Within the sunflower world, low pH soils are perhaps found most commonly in parts of Kansas and Oklahoma. A review of soil test results in 2005 by the Potash & Phosphate Institute (IPNI’s predecessor), indicated that 46% of the Oklahoma tested samples and 22% of those from Kansas had a pH below 6.0. For Nebraska and Texas, the low-pH numbers were 31% and 23%, respectively.
“Soil acidity has a great impact on nutrient availability and nutrient use efficiency, [because] as the pH drops, so does the ability of the plant to uptake and use the applied nutrients,” explains Brian Arnall, soil scientist with Oklahoma State University. His state’s wheat producers have had access to aluminum-tolerant wheat varieties to help counter the effect of acid soils; but as more and more Oklahoma farmers look to expand their rotations by including crops like sunflower and sorghum, they find little or no aluminum tolerance.
The results can be dramatic, in a bad way. “The low pH releases aluminum — which is toxic to the plant and prevents root growth,” Arnall notes. Even with a pH of 5.0, root growth is retarded. “So if we go into a dry period, you’ll see drought stress moreso than you would with a healthy root system.”
The answer for low-pH soils, other than tolerant crop varieties, is liming. Adding appropriate quantities of lime will raise pH levels and maintain soils for healthy crop production. “Lime is recommended for sunflower on all soils with a pH of 6.0 or less,” notes USDA-ARS soil scientist Merle Vigil. “If sunflower is grown in a cropping system that includes legumes, liming to obtain a higher pH (6.2 to 6.5) should be maintained.”
“Lime is a slow-acting soil amendment,” OSU’s Arnall notes. “So it’s going to take weeks or months (or even longer in Northern Plains states) before it becomes effective. You want that soil pH up to a good level before you put your seed in the ground, so it can germinate under the best possible conditions.”
Soil pH also has a big impact of phosphorus availability, Arnall adds, with soil P being most available to plants when the pH range is between 6.0 to 6.7.
The main liming activity in North Dakota to date has been among sugarbeet producers in the Red River Valley, notes Dave Franzen, North Dakota State University soil fertility specialist. These growers actually use spent lime from the region’s sugarbeet factories, where it is a byproduct of the beet sugar purification process. Along with raising pH levels of acidic soils, beet growers benefit from the lime’s nutritional value (especially phosphorus) and its proven ability to help reduce Aphanomyces root rot, a serious disease for the region’s sugarbeet industry.
Franzen says very little liming has been carried out in other parts of North Dakota to date, although some locales do have low soil pH levels. He believes sunflower has an advantage over other vulnerable crops because it roots so deeply “that maybe it’s tapping into some subsoil carbonates.”
Croplan’s Steve Barnhart says the best time to be liming “is right before fall tillage, so you can work the lime into the soil profile.
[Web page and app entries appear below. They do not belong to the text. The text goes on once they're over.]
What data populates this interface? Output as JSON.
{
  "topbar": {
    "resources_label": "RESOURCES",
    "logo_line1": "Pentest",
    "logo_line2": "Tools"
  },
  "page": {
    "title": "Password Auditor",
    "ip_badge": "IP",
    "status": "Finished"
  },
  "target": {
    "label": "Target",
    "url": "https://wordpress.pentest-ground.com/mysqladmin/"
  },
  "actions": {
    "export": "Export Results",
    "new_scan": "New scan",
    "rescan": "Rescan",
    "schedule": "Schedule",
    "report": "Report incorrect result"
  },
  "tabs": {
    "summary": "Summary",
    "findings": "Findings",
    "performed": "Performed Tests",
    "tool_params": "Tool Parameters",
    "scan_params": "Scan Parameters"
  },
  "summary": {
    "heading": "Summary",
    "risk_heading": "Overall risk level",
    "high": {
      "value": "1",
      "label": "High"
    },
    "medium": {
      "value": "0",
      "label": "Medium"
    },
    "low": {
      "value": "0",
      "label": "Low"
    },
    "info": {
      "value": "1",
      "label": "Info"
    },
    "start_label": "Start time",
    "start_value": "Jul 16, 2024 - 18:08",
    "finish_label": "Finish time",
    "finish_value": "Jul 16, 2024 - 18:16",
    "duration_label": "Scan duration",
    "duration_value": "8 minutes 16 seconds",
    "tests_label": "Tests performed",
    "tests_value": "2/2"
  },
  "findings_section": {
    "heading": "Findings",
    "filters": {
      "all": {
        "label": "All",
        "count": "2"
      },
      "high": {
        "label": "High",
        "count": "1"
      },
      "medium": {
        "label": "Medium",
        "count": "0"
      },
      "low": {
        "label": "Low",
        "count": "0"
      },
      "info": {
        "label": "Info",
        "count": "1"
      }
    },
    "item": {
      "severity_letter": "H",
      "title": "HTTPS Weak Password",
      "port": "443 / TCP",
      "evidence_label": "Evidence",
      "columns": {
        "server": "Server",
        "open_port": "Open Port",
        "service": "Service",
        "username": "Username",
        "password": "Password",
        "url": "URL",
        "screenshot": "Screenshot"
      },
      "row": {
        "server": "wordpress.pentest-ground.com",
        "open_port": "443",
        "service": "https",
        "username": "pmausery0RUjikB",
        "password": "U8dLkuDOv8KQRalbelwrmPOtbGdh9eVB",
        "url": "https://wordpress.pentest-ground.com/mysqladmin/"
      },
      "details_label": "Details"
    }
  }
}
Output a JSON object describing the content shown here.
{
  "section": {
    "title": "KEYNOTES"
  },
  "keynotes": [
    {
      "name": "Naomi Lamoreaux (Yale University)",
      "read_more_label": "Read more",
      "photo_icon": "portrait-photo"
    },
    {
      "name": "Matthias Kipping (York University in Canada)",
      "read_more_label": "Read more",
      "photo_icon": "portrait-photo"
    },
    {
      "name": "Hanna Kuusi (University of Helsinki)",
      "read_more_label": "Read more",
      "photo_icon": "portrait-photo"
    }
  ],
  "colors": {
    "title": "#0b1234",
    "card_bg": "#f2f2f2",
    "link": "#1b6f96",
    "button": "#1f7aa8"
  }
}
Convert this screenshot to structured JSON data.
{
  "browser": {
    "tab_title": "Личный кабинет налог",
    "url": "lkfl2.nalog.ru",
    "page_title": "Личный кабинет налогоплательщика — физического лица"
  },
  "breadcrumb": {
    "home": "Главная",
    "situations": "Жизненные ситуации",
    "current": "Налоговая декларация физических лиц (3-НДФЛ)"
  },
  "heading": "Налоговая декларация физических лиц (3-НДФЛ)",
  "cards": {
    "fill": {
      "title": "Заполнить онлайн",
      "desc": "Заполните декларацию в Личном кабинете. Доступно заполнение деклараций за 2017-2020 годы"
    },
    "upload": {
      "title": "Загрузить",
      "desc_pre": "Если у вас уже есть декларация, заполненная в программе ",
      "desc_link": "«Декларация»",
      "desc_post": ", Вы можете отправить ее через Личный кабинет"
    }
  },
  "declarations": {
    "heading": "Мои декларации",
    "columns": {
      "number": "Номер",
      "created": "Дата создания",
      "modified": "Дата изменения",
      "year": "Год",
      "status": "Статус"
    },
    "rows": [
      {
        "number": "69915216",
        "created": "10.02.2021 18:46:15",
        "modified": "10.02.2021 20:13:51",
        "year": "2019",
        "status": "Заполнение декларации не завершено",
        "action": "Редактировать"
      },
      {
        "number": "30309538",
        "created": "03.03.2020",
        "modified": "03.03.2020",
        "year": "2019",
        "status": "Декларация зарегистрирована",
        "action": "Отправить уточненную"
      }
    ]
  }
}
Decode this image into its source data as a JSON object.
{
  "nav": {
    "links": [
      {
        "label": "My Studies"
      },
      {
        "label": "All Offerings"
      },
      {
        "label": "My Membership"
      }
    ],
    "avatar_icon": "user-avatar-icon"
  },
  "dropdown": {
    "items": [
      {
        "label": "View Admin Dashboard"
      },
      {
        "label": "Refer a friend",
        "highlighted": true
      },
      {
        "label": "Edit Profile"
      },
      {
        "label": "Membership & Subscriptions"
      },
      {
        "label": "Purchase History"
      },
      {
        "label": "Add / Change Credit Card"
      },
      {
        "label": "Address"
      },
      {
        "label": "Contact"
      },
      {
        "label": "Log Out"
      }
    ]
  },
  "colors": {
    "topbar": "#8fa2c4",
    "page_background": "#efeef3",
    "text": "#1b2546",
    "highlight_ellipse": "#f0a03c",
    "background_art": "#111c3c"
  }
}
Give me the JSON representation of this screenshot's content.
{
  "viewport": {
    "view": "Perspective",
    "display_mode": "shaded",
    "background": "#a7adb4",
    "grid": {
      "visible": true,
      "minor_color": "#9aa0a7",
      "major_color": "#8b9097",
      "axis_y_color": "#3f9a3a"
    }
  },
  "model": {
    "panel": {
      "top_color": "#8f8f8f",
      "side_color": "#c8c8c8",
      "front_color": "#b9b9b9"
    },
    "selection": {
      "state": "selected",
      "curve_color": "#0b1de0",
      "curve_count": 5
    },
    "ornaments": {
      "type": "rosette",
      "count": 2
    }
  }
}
Another benefit to liming prior to tillage is that the winter winds won’t blow it off your fields. This is also a good time to treat no-till acres, and blowing won’t be as much of a concern on these fields because it will adhere to the crop residue that’s left over.” The lime’s acidity-neutralizing effect takes longer to accomplish in no-till fields as compared to field where it is incorporated through tillage, he adds. - Don Lilleboe